The lines you return must be all those in the data that hold the string "exit".
─── PROVIDED RECORDS
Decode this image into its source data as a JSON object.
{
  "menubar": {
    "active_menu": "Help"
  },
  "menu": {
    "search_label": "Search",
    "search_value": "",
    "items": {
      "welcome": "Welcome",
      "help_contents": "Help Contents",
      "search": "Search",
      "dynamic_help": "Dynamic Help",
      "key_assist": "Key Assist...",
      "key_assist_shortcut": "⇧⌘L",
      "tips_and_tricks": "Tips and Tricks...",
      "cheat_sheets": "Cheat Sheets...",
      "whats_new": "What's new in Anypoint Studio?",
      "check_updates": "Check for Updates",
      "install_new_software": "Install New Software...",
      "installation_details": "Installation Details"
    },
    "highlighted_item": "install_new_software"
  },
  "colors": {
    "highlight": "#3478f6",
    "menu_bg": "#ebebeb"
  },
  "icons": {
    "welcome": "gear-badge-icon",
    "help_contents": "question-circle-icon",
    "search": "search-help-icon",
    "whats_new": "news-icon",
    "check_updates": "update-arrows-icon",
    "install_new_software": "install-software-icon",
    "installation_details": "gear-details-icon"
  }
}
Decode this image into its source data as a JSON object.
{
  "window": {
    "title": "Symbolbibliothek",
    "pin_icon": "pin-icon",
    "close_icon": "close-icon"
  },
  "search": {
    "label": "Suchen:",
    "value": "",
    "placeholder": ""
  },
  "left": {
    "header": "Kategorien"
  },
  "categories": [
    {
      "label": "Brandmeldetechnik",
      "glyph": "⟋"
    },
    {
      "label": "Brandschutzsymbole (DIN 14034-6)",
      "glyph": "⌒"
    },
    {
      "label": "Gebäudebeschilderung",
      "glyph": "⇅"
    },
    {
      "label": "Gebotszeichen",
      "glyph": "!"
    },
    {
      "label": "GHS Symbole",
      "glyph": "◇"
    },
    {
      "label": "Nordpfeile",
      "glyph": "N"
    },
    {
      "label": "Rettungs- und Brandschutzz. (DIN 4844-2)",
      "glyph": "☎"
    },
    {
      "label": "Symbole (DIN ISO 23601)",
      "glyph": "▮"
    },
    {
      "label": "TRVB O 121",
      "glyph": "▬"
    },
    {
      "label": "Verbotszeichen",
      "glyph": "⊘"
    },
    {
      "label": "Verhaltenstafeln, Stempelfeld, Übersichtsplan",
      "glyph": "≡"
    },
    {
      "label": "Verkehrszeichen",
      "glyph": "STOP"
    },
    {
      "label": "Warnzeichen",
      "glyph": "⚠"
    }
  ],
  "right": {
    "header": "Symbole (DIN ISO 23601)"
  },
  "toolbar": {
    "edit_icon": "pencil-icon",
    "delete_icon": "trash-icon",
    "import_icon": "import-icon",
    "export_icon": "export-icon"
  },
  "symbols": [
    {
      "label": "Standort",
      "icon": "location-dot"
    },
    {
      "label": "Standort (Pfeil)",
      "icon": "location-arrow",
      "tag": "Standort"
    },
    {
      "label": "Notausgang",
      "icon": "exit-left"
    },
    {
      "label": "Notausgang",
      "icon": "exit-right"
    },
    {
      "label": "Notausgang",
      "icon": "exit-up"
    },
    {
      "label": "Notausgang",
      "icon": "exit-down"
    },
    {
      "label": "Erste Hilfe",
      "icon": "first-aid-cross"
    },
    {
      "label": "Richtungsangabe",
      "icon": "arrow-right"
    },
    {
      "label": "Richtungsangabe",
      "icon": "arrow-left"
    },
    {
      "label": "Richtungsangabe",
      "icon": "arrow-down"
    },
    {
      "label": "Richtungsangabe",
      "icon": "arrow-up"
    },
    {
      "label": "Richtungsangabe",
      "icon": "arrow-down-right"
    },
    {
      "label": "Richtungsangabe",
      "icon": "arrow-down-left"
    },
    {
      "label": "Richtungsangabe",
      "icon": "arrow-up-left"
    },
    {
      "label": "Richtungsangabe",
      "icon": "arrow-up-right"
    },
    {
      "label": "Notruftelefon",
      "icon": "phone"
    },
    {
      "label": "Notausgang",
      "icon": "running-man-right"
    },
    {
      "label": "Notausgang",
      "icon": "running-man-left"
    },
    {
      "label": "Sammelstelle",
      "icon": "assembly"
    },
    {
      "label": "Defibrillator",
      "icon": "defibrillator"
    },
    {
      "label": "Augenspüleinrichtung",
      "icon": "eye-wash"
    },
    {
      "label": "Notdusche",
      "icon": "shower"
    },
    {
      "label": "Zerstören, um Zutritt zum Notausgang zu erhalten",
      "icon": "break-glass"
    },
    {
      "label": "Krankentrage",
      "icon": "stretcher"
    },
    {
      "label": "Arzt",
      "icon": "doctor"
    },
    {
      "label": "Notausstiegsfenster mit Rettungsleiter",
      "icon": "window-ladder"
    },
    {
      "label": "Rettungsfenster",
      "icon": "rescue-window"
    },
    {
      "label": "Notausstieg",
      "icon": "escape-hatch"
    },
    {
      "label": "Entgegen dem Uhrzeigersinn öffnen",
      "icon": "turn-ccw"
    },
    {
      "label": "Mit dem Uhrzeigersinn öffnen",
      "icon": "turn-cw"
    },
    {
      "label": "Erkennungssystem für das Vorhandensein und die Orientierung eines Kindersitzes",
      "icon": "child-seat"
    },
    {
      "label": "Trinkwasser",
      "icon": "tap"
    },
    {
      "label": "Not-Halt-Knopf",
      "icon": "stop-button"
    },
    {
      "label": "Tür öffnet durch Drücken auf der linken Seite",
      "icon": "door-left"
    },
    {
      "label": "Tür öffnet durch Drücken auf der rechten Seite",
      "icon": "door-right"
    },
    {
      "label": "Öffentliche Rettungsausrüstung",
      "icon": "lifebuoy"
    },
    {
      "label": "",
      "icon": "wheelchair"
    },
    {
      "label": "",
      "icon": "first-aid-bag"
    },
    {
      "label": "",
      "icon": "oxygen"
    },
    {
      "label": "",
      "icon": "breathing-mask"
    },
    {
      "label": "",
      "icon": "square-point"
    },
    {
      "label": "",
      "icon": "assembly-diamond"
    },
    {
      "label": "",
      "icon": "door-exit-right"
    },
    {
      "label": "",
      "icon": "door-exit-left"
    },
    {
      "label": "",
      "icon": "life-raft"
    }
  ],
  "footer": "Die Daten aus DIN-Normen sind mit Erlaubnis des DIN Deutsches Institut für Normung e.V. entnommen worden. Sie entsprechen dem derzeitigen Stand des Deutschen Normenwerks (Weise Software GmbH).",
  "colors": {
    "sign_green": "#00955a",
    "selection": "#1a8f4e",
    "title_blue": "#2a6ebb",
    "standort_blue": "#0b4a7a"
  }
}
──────
■ **ANSWER**:
      "icon": "exit-left"
      "icon": "exit-right"
      "icon": "exit-up"
      "icon": "exit-down"
      "icon": "door-exit-right"
      "icon": "door-exit-left"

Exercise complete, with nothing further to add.